---- Provided data

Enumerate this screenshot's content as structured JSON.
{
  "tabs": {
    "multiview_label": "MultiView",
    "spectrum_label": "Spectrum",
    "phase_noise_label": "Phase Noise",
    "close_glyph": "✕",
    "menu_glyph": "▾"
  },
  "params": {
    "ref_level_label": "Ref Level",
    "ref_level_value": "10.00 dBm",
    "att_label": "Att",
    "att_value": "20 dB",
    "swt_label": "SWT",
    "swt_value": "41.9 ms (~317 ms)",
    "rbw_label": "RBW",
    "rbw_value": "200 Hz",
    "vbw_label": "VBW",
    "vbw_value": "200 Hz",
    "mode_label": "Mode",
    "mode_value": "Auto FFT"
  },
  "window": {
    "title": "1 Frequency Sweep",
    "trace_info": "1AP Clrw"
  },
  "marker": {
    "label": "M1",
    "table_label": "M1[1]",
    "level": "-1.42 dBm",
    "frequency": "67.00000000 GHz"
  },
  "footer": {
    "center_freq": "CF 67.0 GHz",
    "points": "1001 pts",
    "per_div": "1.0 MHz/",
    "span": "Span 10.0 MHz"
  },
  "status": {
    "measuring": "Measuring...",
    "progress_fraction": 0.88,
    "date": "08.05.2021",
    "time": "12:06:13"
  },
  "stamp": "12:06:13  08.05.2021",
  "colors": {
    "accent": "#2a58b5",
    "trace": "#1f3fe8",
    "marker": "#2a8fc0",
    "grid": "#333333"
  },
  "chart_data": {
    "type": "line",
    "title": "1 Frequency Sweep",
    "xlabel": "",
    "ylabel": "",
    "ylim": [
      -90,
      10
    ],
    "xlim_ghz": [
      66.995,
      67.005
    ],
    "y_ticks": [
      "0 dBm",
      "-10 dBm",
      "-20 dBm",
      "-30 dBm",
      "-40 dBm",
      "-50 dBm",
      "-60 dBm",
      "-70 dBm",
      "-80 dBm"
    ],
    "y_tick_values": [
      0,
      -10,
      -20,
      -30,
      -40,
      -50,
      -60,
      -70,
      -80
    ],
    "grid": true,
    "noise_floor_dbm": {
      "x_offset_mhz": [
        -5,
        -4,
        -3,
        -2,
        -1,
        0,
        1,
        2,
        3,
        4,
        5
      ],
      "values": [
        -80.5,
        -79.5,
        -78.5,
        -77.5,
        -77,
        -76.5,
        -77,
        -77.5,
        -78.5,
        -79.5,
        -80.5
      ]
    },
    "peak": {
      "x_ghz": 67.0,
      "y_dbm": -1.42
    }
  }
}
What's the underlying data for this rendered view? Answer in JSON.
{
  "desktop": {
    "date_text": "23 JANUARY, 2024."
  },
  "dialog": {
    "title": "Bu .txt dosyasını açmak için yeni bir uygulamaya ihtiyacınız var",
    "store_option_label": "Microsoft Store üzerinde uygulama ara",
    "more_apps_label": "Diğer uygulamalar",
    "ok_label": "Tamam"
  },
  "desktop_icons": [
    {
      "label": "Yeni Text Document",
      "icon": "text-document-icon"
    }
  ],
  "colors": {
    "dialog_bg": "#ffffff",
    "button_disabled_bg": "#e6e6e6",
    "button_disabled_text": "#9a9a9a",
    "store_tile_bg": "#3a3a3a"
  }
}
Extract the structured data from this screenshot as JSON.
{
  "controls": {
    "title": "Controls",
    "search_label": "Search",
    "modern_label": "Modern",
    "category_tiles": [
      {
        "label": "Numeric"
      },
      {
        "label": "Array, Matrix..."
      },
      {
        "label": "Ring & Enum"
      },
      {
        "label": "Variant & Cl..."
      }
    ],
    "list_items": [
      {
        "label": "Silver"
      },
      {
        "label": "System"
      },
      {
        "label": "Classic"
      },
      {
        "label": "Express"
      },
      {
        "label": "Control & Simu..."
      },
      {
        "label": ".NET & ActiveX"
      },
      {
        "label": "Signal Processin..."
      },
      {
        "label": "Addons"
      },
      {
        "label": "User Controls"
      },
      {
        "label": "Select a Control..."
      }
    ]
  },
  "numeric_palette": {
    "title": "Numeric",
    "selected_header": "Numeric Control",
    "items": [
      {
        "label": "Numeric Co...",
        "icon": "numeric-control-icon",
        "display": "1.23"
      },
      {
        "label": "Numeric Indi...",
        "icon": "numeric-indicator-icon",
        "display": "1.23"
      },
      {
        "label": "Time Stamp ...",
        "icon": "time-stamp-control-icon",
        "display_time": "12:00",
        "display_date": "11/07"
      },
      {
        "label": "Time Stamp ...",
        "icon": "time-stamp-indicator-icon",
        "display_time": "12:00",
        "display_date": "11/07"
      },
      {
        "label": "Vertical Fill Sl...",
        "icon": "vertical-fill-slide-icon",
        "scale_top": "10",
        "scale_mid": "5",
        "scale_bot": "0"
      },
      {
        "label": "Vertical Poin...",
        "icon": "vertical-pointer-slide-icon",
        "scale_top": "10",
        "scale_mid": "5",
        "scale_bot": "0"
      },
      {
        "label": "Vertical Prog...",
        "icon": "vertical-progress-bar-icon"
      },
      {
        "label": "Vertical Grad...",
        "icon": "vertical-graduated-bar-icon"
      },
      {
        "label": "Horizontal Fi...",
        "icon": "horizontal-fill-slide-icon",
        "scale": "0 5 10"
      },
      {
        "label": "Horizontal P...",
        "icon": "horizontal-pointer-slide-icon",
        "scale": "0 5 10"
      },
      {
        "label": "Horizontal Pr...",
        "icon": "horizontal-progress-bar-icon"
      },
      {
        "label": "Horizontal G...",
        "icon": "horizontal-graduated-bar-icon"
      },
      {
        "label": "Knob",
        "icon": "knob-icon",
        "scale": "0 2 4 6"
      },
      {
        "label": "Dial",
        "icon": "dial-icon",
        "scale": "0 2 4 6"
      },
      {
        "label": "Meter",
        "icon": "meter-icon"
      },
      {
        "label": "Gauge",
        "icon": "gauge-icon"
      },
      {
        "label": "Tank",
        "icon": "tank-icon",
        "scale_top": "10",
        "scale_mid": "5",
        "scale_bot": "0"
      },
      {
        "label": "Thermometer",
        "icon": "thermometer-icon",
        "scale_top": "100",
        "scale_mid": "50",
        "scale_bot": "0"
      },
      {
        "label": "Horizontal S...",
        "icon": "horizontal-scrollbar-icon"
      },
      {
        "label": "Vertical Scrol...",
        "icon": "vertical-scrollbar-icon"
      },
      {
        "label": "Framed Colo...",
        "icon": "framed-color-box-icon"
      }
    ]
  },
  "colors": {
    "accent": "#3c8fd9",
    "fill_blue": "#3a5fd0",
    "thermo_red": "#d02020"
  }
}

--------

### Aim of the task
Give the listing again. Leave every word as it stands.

### Problem solution
Enumerate this screenshot's content as structured JSON.
{
  "tabs": {
    "multiview_label": "MultiView",
    "spectrum_label": "Spectrum",
    "phase_noise_label": "Phase Noise",
    "close_glyph": "✕",
    "menu_glyph": "▾"
  },
  "params": {
    "ref_level_label": "Ref Level",
    "ref_level_value": "10.00 dBm",
    "att_label": "Att",
    "att_value": "20 dB",
    "swt_label": "SWT",
    "swt_value": "41.9 ms (~317 ms)",
    "rbw_label": "RBW",
    "rbw_value": "200 Hz",
    "vbw_label": "VBW",
    "vbw_value": "200 Hz",
    "mode_label": "Mode",
    "mode_value": "Auto FFT"
  },
  "window": {
    "title": "1 Frequency Sweep",
    "trace_info": "1AP Clrw"
  },
  "marker": {
    "label": "M1",
    "table_label": "M1[1]",
    "level": "-1.42 dBm",
    "frequency": "67.00000000 GHz"
  },
  "footer": {
    "center_freq": "CF 67.0 GHz",
    "points": "1001 pts",
    "per_div": "1.0 MHz/",
    "span": "Span 10.0 MHz"
  },
  "status": {
    "measuring": "Measuring...",
    "progress_fraction": 0.88,
    "date": "08.05.2021",
    "time": "12:06:13"
  },
  "stamp": "12:06:13  08.05.2021",
  "colors": {
    "accent": "#2a58b5",
    "trace": "#1f3fe8",
    "marker": "#2a8fc0",
    "grid": "#333333"
  },
  "chart_data": {
    "type": "line",
    "title": "1 Frequency Sweep",
    "xlabel": "",
    "ylabel": "",
    "ylim": [
      -90,
      10
    ],
    "xlim_ghz": [
      66.995,
      67.005
    ],
    "y_ticks": [
      "0 dBm",
      "-10 dBm",
      "-20 dBm",
      "-30 dBm",
      "-40 dBm",
      "-50 dBm",
      "-60 dBm",
      "-70 dBm",
      "-80 dBm"
    ],
    "y_tick_values": [
      0,
      -10,
      -20,
      -30,
      -40,
      -50,
      -60,
      -70,
      -80
    ],
    "grid": true,
    "noise_floor_dbm": {
      "x_offset_mhz": [
        -5,
        -4,
        -3,
        -2,
        -1,
        0,
        1,
        2,
        3,
        4,
        5
      ],
      "values": [
        -80.5,
        -79.5,
        -78.5,
        -77.5,
        -77,
        -76.5,
        -77,
        -77.5,
        -78.5,
        -79.5,
        -80.5
      ]
    },
    "peak": {
      "x_ghz": 67.0,
      "y_dbm": -1.42
    }
  }
}
What's the underlying data for this rendered view? Answer in JSON.
{
  "desktop": {
    "date_text": "23 JANUARY, 2024."
  },
  "dialog": {
    "title": "Bu .txt dosyasını açmak için yeni bir uygulamaya ihtiyacınız var",
    "store_option_label": "Microsoft Store üzerinde uygulama ara",
    "more_apps_label": "Diğer uygulamalar",
    "ok_label": "Tamam"
  },
  "desktop_icons": [
    {
      "label": "Yeni Text Document",
      "icon": "text-document-icon"
    }
  ],
  "colors": {
    "dialog_bg": "#ffffff",
    "button_disabled_bg": "#e6e6e6",
    "button_disabled_text": "#9a9a9a",
    "store_tile_bg": "#3a3a3a"
  }
}
Extract the structured data from this screenshot as JSON.
{
  "controls": {
    "title": "Controls",
    "search_label": "Search",
    "modern_label": "Modern",
    "category_tiles": [
      {
        "label": "Numeric"
      },
      {
        "label": "Array, Matrix..."
      },
      {
        "label": "Ring & Enum"
      },
      {
        "label": "Variant & Cl..."
      }
    ],
    "list_items": [
      {
        "label": "Silver"
      },
      {
        "label": "System"
      },
      {
        "label": "Classic"
      },
      {
        "label": "Express"
      },
      {
        "label": "Control & Simu..."
      },
      {
        "label": ".NET & ActiveX"
      },
      {
        "label": "Signal Processin..."
      },
      {
        "label": "Addons"
      },
      {
        "label": "User Controls"
      },
      {
        "label": "Select a Control..."
      }
    ]
  },
  "numeric_palette": {
    "title": "Numeric",
    "selected_header": "Numeric Control",
    "items": [
      {
        "label": "Numeric Co...",
        "icon": "numeric-control-icon",
        "display": "1.23"
      },
      {
        "label": "Numeric Indi...",
        "icon": "numeric-indicator-icon",
        "display": "1.23"
      },
      {
        "label": "Time Stamp ...",
        "icon": "time-stamp-control-icon",
        "display_time": "12:00",
        "display_date": "11/07"
      },
      {
        "label": "Time Stamp ...",
        "icon": "time-stamp-indicator-icon",
        "display_time": "12:00",
        "display_date": "11/07"
      },
      {
        "label": "Vertical Fill Sl...",
        "icon": "vertical-fill-slide-icon",
        "scale_top": "10",
        "scale_mid": "5",
        "scale_bot": "0"
      },
      {
        "label": "Vertical Poin...",
        "icon": "vertical-pointer-slide-icon",
        "scale_top": "10",
        "scale_mid": "5",
        "scale_bot": "0"
      },
      {
        "label": "Vertical Prog...",
        "icon": "vertical-progress-bar-icon"
      },
      {
        "label": "Vertical Grad...",
        "icon": "vertical-graduated-bar-icon"
      },
      {
        "label": "Horizontal Fi...",
        "icon": "horizontal-fill-slide-icon",
        "scale": "0 5 10"
      },
      {
        "label": "Horizontal P...",
        "icon": "horizontal-pointer-slide-icon",
        "scale": "0 5 10"
      },
      {
        "label": "Horizontal Pr...",
        "icon": "horizontal-progress-bar-icon"
      },
      {
        "label": "Horizontal G...",
        "icon": "horizontal-graduated-bar-icon"
      },
      {
        "label": "Knob",
        "icon": "knob-icon",
        "scale": "0 2 4 6"
      },
      {
        "label": "Dial",
        "icon": "dial-icon",
        "scale": "0 2 4 6"
      },
      {
        "label": "Meter",
        "icon": "meter-icon"
      },
      {
        "label": "Gauge",
        "icon": "gauge-icon"
      },
      {
        "label": "Tank",
        "icon": "tank-icon",
        "scale_top": "10",
        "scale_mid": "5",
        "scale_bot": "0"
      },
      {
        "label": "Thermometer",
        "icon": "thermometer-icon",
        "scale_top": "100",
        "scale_mid": "50",
        "scale_bot": "0"
      },
      {
        "label": "Horizontal S...",
        "icon": "horizontal-scrollbar-icon"
      },
      {
        "label": "Vertical Scrol...",
        "icon": "vertical-scrollbar-icon"
      },
      {
        "label": "Framed Colo...",
        "icon": "framed-color-box-icon"
      }
    ]
  },
  "colors": {
    "accent": "#3c8fd9",
    "fill_blue": "#3a5fd0",
    "thermo_red": "#d02020"
  }
}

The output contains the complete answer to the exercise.